If you are serious about leaving the EU though there is a better answer to your voting dilemma. If you are a leaver you simply do not believe in all this EU Parliament nonsense, so why dignify it with your vote? Much better to be true to your principles and boycott the whole business. You do not want to go electing people, however often they are on Question Time, to a body that you think should not exist! So save yourself the effort and be true to your beliefs and stay at home on the 23rd.
If you are one of that rather specialised minority of Leavers who want a second vote, then you have a rather restricted choice as Labour is the only Party that seeks a second referendum but recognises that 52% of the last vote was to leave. You will also need to be prepared to be plonked in a museum as a member of a sub-species likely to be extinct before next Tuesday. But get your postal in now just in case.
Long story short: want remain, probably Labour or Green is your reliable Norwich choice. Want leave, why vote for what you don’t believe in? Give it a miss. Stay at home and stick to your principles.

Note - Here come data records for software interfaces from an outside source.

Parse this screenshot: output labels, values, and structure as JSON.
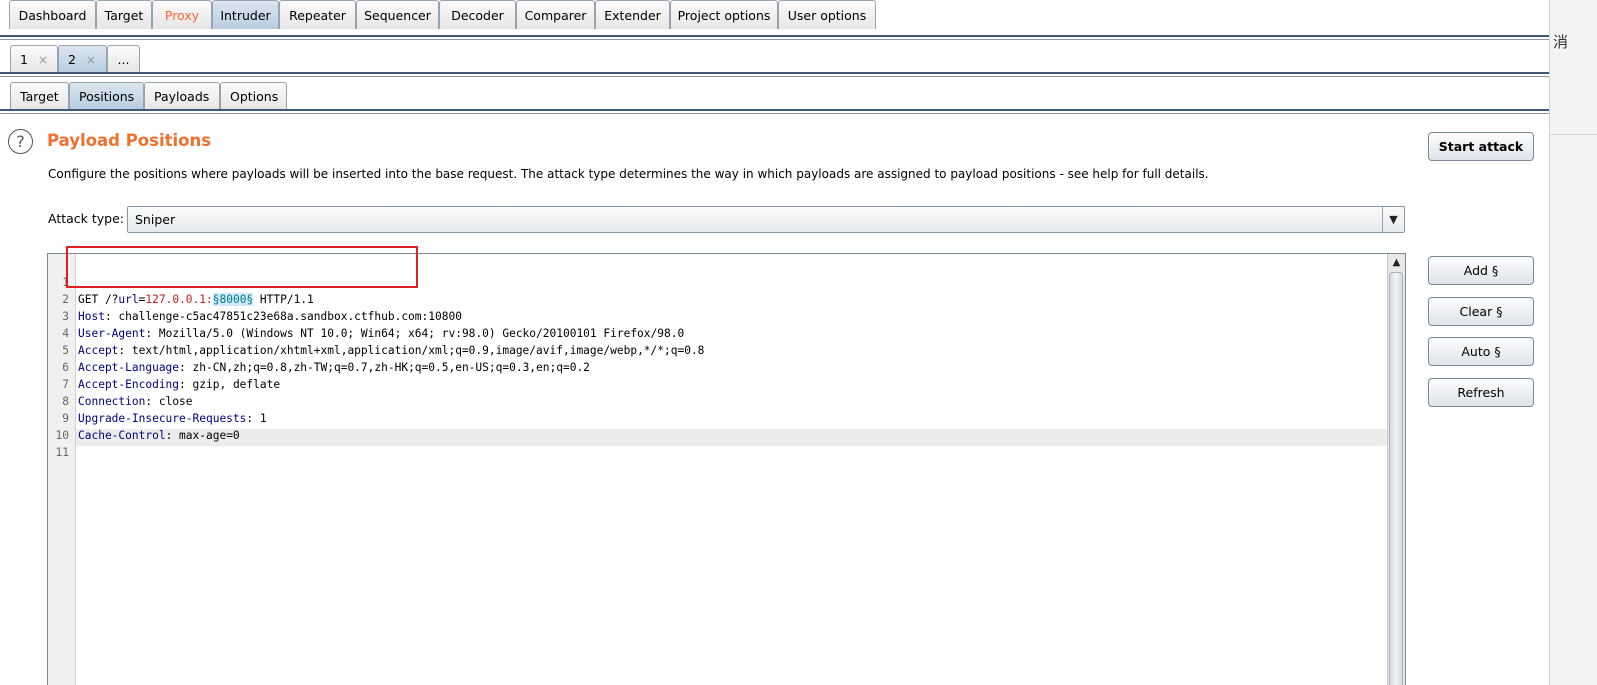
{
  "main_tabs": [
    "Dashboard",
    "Target",
    "Proxy",
    "Intruder",
    "Repeater",
    "Sequencer",
    "Decoder",
    "Comparer",
    "Extender",
    "Project options",
    "User options"
  ],
  "intruder_tabs": {
    "tab1": "1",
    "tab2": "2",
    "close": "×",
    "more": "..."
  },
  "sub_tabs": [
    "Target",
    "Positions",
    "Payloads",
    "Options"
  ],
  "help_icon": "?",
  "section": {
    "title": "Payload Positions",
    "description": "Configure the positions where payloads will be inserted into the base request. The attack type determines the way in which payloads are assigned to payload positions - see help for full details."
  },
  "attack": {
    "label": "Attack type:",
    "value": "Sniper",
    "arrow": "▼"
  },
  "buttons": {
    "start_attack": "Start attack",
    "add": "Add §",
    "clear": "Clear §",
    "auto": "Auto §",
    "refresh": "Refresh"
  },
  "scroll_up": "▲",
  "request_lines": [
    {
      "num": "1",
      "method": "GET /?",
      "param": "url",
      "eq": "=",
      "val": "127.0.0.1:",
      "payload": "§8000§",
      "rest": " HTTP/1.1"
    },
    {
      "num": "2",
      "name": "Host",
      "value": "challenge-c5ac47851c23e68a.sandbox.ctfhub.com:10800"
    },
    {
      "num": "3",
      "name": "User-Agent",
      "value": "Mozilla/5.0 (Windows NT 10.0; Win64; x64; rv:98.0) Gecko/20100101 Firefox/98.0"
    },
    {
      "num": "4",
      "name": "Accept",
      "value": "text/html,application/xhtml+xml,application/xml;q=0.9,image/avif,image/webp,*/*;q=0.8"
    },
    {
      "num": "5",
      "name": "Accept-Language",
      "value": "zh-CN,zh;q=0.8,zh-TW;q=0.7,zh-HK;q=0.5,en-US;q=0.3,en;q=0.2"
    },
    {
      "num": "6",
      "name": "Accept-Encoding",
      "value": "gzip, deflate"
    },
    {
      "num": "7",
      "name": "Connection",
      "value": "close"
    },
    {
      "num": "8",
      "name": "Upgrade-Insecure-Requests",
      "value": "1"
    },
    {
      "num": "9",
      "name": "Cache-Control",
      "value": "max-age=0"
    },
    {
      "num": "10"
    },
    {
      "num": "11"
    }
  ],
  "header_sep": ": ",
  "right_strip_char": "消"
}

However you use your vote on Thursday please remember this – you are not ‘making a statement or protest’, you are voting for somebody to decide what is important across the whole continent for the next five years. If you do not want to see your candidate paid to be a member of the European Parliament, don’t vote. If you do want the European Parliament to work please look at what each party has stood for in the long term and vote to see your principles in power.
Although the vote is counted on a proportional voting basis called D’Hondt you can only put one cross on the ballot paper against your preferred team or independent. Perhaps one of the reasons for low interest in these elections is that a region-wide panel of candidates who we have little choice in selecting do not feel particularly accountable.
If I have, happy to have been helpful!
© Julian Swainson 2019